Inquiry Magazine Northwestern School of Education and Social Policy

Fall 2017

“Hip-hop helps these young men talk about what they’re going through in their lives,” he says. “They put on the music, and it provides emotional support and a way for them to connect with each other.”

- Kalonji Nzinga


Kalonji Nzinga

Kalonji Nzinga believes legendary rapper and hip-hop artist Tupac Shakur has a rightful place in academia, right next to traditional poets like William Blake.

While Blake is the name you may expect to see on a literature class syllabus, artists like Shakur are frequently popping up in class discussions.
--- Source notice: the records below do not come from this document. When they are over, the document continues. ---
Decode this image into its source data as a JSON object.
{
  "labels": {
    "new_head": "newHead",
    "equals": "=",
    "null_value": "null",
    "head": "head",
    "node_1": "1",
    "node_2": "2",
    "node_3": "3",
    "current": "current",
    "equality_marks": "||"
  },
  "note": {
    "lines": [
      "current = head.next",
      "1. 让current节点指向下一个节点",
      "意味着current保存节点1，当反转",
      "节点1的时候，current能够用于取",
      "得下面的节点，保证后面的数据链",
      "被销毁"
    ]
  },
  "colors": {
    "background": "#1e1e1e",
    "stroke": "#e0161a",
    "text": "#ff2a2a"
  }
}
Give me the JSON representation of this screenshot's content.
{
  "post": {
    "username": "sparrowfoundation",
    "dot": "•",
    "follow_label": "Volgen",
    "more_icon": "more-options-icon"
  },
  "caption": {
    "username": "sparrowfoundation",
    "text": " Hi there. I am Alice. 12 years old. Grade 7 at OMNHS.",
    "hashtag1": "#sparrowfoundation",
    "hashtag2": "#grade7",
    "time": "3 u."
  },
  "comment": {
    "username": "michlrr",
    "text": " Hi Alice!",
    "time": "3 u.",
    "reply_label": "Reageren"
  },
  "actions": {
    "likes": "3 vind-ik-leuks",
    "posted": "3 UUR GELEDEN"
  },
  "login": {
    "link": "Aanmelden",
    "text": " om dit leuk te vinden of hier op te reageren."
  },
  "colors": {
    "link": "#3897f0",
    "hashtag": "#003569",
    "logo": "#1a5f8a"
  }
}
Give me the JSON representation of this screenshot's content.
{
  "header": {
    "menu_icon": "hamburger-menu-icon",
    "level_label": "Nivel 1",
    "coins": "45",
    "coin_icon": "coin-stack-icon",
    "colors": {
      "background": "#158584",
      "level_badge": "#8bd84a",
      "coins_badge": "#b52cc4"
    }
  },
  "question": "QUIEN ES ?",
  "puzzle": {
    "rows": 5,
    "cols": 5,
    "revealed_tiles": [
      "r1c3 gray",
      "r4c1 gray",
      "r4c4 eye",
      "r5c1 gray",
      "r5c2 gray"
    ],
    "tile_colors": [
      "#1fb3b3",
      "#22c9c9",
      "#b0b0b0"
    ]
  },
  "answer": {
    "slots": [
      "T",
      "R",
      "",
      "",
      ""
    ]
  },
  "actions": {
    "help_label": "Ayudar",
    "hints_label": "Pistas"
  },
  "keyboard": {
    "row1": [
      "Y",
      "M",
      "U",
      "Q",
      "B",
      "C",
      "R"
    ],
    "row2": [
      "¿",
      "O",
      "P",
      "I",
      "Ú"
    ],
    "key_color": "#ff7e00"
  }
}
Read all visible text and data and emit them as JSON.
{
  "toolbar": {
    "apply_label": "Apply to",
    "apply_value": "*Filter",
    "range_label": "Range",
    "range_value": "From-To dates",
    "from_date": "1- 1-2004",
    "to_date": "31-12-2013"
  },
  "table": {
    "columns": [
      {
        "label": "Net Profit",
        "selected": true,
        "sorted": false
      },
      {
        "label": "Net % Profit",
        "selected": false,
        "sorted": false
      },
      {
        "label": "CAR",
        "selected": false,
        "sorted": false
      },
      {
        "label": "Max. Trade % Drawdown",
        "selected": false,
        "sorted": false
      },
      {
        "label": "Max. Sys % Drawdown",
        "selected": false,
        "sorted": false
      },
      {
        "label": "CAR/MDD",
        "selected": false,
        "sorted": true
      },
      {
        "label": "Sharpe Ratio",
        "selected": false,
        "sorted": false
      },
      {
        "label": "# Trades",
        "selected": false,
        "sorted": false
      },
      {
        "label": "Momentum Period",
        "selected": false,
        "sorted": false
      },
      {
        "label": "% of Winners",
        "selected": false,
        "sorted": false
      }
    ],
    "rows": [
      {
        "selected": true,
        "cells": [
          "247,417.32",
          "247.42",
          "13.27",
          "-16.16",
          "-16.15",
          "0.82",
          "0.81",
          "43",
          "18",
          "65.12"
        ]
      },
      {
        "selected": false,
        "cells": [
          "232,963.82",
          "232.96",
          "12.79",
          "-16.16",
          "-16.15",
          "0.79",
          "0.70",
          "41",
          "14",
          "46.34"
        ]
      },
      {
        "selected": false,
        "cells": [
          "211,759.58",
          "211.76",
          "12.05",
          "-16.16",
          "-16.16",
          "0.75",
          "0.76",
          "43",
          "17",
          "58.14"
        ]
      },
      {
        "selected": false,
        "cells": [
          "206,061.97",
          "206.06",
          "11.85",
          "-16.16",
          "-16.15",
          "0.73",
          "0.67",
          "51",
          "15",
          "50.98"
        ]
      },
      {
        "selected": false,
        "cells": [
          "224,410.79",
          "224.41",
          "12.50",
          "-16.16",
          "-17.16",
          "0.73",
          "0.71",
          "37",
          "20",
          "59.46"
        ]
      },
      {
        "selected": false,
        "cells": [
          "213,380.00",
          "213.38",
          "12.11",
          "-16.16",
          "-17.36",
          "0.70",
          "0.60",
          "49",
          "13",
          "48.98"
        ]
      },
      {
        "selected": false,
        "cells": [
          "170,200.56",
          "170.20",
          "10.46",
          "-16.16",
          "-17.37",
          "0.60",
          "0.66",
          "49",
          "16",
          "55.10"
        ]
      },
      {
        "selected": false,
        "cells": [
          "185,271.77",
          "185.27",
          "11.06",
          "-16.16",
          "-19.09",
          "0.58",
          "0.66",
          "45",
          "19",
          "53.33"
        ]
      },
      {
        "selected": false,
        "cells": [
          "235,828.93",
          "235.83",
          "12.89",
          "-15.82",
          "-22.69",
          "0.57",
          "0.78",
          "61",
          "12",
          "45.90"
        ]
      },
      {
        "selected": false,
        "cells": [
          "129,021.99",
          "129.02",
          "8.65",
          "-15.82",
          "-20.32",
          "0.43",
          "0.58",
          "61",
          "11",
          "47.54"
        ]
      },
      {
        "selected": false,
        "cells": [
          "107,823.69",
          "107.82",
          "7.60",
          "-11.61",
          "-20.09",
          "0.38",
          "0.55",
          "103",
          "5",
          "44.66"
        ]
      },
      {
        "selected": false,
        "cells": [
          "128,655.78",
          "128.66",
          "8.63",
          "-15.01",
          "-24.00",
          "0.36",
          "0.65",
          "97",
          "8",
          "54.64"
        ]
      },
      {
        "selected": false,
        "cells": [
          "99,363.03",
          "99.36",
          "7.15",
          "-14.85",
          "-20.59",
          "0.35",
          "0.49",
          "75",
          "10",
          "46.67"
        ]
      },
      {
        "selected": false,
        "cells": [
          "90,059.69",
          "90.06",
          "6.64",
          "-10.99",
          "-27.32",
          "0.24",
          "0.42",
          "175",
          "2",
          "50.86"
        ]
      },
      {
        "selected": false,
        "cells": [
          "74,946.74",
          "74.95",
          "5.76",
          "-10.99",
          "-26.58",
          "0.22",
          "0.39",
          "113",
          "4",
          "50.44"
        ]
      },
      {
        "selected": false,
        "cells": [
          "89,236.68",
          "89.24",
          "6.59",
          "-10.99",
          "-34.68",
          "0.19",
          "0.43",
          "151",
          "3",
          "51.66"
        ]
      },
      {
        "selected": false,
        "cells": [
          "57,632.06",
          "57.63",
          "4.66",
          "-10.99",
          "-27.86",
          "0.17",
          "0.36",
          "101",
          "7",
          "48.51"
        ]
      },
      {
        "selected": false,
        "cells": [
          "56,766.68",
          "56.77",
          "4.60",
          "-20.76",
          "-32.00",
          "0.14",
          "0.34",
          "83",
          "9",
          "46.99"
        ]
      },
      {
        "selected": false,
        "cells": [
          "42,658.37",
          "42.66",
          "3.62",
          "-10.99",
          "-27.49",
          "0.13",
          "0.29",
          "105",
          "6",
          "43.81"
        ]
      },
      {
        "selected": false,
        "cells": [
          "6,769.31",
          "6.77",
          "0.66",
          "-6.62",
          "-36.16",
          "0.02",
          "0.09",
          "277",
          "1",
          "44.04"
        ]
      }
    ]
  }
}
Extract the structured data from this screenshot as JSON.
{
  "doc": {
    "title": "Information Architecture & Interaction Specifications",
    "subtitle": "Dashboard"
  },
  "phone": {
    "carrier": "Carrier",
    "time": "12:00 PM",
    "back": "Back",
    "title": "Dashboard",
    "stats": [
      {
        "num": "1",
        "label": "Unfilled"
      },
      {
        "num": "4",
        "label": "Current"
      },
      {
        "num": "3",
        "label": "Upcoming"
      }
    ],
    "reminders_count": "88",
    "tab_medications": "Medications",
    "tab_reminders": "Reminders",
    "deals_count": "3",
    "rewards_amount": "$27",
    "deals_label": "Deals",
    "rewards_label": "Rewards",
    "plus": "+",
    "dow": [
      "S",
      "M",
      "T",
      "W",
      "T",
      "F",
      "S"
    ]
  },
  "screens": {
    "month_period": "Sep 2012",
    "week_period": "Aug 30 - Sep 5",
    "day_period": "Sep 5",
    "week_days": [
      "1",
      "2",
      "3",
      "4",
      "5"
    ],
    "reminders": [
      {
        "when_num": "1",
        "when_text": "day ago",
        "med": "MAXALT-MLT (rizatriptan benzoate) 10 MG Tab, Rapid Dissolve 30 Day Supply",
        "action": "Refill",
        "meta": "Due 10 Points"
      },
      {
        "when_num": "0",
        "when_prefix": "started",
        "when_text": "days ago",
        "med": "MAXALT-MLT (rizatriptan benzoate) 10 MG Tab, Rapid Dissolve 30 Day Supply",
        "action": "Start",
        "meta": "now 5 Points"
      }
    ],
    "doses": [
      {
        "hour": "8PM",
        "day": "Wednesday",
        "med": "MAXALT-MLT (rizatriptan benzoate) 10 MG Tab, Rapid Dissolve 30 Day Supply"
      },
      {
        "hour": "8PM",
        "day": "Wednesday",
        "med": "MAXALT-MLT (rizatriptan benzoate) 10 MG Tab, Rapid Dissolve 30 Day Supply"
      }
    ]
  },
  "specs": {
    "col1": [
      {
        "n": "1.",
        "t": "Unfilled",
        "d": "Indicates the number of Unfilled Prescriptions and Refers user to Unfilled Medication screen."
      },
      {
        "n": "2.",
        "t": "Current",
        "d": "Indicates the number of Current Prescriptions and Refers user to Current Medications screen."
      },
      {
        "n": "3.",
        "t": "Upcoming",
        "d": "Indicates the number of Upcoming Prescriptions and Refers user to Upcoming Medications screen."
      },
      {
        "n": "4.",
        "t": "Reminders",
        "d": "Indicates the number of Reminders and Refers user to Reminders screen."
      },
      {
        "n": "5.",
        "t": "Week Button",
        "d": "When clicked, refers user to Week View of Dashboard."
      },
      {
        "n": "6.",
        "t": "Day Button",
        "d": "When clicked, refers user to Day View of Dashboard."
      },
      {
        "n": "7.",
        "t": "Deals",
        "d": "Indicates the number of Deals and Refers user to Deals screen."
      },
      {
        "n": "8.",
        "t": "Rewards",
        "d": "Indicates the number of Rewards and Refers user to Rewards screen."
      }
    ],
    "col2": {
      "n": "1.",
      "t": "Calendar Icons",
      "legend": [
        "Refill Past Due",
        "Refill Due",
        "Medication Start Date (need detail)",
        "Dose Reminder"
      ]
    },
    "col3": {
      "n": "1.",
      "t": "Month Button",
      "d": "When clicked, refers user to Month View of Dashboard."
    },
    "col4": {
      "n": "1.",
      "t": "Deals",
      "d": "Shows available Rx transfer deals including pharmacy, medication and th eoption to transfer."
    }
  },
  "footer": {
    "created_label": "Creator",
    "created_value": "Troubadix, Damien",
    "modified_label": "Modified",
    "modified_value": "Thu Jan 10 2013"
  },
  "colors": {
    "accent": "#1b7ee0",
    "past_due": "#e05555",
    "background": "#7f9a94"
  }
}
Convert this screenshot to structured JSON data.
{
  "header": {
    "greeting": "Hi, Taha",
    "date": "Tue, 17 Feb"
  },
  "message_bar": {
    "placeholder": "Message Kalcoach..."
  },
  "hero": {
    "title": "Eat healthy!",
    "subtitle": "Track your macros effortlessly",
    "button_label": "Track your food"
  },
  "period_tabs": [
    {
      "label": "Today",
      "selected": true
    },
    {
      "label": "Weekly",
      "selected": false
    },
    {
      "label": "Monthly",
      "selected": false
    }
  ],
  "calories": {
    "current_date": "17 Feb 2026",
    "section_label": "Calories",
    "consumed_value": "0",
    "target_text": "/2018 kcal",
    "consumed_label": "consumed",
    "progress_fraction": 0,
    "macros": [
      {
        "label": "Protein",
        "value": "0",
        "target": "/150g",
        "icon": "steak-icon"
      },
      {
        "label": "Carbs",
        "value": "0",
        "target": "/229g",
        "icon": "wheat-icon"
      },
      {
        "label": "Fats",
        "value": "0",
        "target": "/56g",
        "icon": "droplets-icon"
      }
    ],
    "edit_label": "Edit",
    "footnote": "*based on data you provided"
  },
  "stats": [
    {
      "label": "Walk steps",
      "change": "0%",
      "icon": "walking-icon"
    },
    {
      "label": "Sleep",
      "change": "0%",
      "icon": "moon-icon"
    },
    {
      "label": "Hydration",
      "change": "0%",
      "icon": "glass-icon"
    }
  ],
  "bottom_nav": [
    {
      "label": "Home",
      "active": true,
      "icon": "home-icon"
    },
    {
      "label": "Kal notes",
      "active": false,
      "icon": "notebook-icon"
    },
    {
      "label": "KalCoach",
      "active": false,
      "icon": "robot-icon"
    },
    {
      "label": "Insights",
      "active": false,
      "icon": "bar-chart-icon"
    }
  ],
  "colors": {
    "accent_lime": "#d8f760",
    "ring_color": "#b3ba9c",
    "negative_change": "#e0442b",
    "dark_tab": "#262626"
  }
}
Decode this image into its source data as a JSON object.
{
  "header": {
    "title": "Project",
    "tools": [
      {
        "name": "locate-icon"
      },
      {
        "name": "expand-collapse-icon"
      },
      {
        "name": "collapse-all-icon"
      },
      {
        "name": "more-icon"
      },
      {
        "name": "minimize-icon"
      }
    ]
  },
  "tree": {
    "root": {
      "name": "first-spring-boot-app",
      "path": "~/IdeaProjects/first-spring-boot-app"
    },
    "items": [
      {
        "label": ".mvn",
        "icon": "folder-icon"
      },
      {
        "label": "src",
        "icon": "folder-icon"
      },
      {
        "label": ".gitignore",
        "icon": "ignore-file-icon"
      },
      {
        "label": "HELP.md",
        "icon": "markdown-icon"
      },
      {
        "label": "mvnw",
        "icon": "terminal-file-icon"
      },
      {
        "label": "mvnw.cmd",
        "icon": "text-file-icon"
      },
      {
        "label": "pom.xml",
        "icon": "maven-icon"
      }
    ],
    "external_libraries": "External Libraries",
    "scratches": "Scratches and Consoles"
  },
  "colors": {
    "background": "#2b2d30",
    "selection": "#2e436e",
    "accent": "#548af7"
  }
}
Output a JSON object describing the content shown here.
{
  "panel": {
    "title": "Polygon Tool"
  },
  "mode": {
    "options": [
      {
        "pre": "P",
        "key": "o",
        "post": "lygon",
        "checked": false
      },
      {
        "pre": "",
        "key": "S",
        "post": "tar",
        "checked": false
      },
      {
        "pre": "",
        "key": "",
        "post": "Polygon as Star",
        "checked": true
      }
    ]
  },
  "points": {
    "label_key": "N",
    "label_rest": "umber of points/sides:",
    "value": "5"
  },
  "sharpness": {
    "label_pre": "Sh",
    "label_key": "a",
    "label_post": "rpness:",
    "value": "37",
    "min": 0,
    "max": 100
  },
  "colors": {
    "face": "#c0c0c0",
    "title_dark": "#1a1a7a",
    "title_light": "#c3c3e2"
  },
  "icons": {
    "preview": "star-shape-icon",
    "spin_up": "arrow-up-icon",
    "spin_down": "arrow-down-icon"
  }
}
“His lyrics come directly from the grass roots,” says Nzinga, who is working toward his PhD in Learning Sciences at the School of Education and Social Policy (SESP). “Great thoughts and ideas don’t just come from traditional academia, but from the lowest-income neighborhoods, too.”

Nzinga, of Columbus, Ohio, studies how art forms like hip-hip intersect with the economic and cultural backgrounds of certain groups, particularly young people.

For years, psychologists tried to connect hip-hop with societal violence. What they didn’t take into account, Nzinga says, is that hip-hop and rap artists aren’t thinking deep philosophical thoughts when writing music. Rather, they’re gravitating toward it as a poetic art form.

As part of his dissertation research, Nzinga spends time at Circles and Ciphers, a youth leadership program for disengaged young men in Chicago’s Rogers Park neighborhood. There, Nzinga talks to participants about how hip- hop and rap music reflects their struggles.

Authenticity, for example, is a consistent and pervasive theme in rap music. “Kids struggle with it means to keep it real, to be themselves,” Nzinga says. “This has been important throughout hip-hop history, since it began in the South Bronx by those facing cultural erasure, appropriation, or discrimination. They have an imperative to be authentic.”

Loyalty is another prominent theme. Nzinga found that the song “No New Friends” featuring the artist Drake, has a strong influence on high schoolers. “They use the phrase ‘no new friends’ to show they need to figure out if they can ‘take on’ new kids or if they need to remain loyal to their current friends,” Nzinga says.

Many of the youth he works with at Circles and Ciphers have impoverished backgrounds and experience with the criminal justice system. Hip-hop culture contains an ethics code, Nzinga says, and tapping into it is a powerful way to connect to and teach these young people.

“Hip-hop helps these young men talk about what they’re going through in their lives,” he says. “They put on the music, and it provides emotional support and a way for them to connect with each other.”

Nzinga sees hip-hop as a powerful educational tool, but warns that it has always been produced and owned by the young.

“I’m skeptical of institutionalizing it, because then it loses its authenticity,” he says. “How do you walk the line, make school a place where hip-hop can be expressed, when it’s often policed because of vulgar words or content?”

Nzinga’s efforts to pursue these questions recently received a boost after he won a 2017 Charlotte W. Newcombe Doctoral Dissertation Fellowship for his dissertation “The Social Conscience of Rap: Moral Socialization Within Hip-Hop Culture.” The award supports those who study ethical or religious values in the humanities and social sciences.

Only a handful of recipients in education and learning science have been named Fellows in the 35-year history of the program, says Patrick Riccards of the Woodrow Wilson National Fellowship Foundation which admin- isters the award. Nzinga’s selection “reflects the thoughtful, innovative, creative nature of his work,” Riccards says.

Ultimately, Nzinga sees himself as an educator, but he will also keep studying and writing about psychology and culture.

“These broader ethical questions of how young people come to believe what is right and wrong, these are the big questions,” he says. “People will study them forever.”